It is also important to recognise that the strategic issues for the UK and the west go beyond Ukraine and into the wider Black sea region. Possible Ukrainian neutrality—subject to a referendum—was apparently mooted by President Zelensky at the Istanbul peace talks. A heavily-armed Swiss-type neutrality might work for a large and very populated country such as Ukraine, but that is not the case for Georgia, which is small geographically and has a small population. Indeed, the ground taken by Russia on the first day of its February offensive was more than exists in the whole of Georgia. Georgia’s long-term security is considered by the Georgians to be effectively bound up in joining the NATO umbrella, not in neutrality. If Ukraine were to go neutral, Russia’s attention would be drawn to Georgia—possibly with disastrous implications for Georgian security.

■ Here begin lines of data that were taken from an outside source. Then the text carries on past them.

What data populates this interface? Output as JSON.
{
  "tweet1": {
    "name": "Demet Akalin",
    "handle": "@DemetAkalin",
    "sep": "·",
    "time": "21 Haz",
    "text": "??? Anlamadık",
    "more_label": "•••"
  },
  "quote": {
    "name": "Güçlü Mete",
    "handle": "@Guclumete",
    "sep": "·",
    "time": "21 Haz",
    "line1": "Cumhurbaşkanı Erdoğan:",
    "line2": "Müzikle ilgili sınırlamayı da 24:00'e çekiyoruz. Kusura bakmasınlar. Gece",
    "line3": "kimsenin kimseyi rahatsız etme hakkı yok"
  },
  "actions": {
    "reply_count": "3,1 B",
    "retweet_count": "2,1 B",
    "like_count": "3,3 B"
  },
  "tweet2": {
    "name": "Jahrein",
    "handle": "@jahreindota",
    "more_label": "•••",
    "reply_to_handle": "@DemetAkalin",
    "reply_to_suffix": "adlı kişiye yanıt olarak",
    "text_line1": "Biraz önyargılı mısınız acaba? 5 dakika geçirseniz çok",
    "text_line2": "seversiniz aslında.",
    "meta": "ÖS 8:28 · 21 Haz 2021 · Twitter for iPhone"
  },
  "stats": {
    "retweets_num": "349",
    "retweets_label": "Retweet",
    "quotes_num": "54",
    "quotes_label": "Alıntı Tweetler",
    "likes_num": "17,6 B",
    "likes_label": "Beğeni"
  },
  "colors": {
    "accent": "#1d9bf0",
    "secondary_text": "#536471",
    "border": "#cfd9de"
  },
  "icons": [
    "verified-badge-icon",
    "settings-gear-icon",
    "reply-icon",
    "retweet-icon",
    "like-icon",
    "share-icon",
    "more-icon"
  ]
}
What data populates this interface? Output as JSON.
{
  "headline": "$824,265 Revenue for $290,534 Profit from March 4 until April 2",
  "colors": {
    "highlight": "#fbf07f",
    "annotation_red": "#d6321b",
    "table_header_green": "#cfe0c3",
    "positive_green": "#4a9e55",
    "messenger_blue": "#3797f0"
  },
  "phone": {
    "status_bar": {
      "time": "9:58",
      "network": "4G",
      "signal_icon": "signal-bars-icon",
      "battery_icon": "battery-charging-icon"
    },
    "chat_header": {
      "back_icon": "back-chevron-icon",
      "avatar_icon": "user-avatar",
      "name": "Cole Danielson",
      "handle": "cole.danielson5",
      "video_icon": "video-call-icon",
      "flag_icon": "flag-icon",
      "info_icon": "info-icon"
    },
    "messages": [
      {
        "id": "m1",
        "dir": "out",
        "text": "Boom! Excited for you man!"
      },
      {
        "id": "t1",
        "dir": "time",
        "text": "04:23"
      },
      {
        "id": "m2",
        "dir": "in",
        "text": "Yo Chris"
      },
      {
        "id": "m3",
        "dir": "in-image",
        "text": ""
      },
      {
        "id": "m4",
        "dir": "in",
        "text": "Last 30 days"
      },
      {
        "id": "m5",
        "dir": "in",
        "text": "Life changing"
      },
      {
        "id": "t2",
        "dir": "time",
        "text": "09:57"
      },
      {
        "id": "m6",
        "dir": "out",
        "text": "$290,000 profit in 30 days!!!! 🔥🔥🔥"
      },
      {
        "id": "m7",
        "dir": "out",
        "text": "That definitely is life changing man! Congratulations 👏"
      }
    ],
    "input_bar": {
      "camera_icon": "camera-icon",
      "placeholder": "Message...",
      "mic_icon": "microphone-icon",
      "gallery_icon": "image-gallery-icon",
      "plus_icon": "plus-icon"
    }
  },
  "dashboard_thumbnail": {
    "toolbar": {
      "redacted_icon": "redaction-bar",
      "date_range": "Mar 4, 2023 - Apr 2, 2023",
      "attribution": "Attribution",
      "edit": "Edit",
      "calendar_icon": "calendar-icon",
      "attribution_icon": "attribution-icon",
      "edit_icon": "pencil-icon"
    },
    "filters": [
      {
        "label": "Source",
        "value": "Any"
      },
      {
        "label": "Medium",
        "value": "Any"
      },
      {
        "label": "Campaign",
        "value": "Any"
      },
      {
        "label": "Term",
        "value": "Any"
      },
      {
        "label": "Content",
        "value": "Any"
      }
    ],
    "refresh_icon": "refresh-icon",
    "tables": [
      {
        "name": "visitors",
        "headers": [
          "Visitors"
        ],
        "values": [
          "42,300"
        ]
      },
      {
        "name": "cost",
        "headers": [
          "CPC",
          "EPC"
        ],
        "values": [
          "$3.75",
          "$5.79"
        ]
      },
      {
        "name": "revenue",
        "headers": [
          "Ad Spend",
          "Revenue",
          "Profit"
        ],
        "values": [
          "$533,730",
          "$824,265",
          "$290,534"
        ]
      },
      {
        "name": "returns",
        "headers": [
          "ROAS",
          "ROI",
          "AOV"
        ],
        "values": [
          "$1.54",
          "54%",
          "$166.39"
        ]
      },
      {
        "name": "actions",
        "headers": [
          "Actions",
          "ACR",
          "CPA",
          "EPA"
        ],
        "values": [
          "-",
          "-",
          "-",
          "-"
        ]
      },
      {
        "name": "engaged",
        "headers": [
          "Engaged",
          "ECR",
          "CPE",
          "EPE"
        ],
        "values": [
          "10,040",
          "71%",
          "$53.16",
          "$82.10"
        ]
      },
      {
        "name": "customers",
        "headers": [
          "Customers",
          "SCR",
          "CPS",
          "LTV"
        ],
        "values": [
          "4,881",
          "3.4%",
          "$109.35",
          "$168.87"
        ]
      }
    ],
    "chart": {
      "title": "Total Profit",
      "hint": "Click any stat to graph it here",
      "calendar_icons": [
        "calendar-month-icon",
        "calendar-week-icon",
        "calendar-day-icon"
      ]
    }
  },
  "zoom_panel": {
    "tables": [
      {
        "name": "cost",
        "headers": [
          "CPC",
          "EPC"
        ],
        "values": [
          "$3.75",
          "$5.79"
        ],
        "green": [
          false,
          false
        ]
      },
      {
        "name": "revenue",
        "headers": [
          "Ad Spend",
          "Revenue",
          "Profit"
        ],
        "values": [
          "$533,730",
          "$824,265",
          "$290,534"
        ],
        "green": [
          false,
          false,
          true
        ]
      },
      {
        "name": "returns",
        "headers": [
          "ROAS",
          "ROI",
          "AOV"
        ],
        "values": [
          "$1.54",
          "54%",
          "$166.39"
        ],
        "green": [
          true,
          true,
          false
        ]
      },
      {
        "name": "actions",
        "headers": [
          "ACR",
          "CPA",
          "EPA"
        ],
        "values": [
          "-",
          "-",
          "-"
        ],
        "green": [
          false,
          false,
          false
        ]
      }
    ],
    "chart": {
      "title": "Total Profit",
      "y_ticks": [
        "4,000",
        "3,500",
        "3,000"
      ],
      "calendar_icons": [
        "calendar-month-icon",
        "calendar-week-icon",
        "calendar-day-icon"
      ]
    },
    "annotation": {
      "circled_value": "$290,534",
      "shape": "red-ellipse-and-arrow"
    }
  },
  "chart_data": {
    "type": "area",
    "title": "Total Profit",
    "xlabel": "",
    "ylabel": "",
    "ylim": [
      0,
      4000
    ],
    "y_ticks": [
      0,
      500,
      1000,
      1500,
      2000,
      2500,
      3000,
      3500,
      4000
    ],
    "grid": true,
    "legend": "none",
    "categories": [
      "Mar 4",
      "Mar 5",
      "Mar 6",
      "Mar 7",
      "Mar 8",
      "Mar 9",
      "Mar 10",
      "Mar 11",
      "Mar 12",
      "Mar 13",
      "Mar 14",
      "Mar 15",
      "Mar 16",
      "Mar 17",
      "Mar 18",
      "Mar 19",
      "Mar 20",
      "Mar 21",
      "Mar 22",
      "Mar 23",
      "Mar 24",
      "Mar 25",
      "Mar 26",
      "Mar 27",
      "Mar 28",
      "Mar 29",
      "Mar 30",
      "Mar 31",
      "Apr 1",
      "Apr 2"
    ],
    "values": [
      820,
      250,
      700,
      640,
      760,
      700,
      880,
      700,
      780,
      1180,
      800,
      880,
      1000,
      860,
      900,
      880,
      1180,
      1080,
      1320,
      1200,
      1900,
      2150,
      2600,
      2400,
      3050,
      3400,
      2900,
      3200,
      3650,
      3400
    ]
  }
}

Although the UK Government’s security documents seem to be slowly coming around to recognising the importance of the wider Black sea strategic balance, the 2021 integrated review, “Global Britain in a competitive age”, mentions the Black sea only once. Britain conducts £21 billion-worth of bilateral trade in that region. That makes up 3% of our exports and it is significantly expanding. I believe that we still have the largest Navy in Europe. In April 2021, HMS Defender was deployed to challenge illegal Russian claims around Crimea, and was very much welcomed in Ukraine and Georgia. In the current war, we have started to provide Ukraine with our anti-ship missiles.

Let us assume that Ukraine prevails in this war. How, Minister, are we going to get trade going again in the Black sea region? Will we help to get rid of the mines? Will we work with Ukraine, with Georgia and, importantly, with Turkey, to keep the lines open and uphold maritime law? What kind of post-war planning is going on?

Let me state the obvious. The Georgians, like the Ukrainians, will always tell people that they do not want war and they do not want instability in their region. They want recognition of their sovereignty and the democratic freedom to embed themselves in the European family, encourage free trade and improve the economic lot of their people. The sacrifices and suffering of the Ukrainian people since 2014—as for the Georgians since 2008—have been immense and totally unjustified. I hope that our Ministers are looking at the clear pattern established by Russia and are learning the lessons of our earlier years of relative inaction, so that we can stop the rot from Russia spreading further.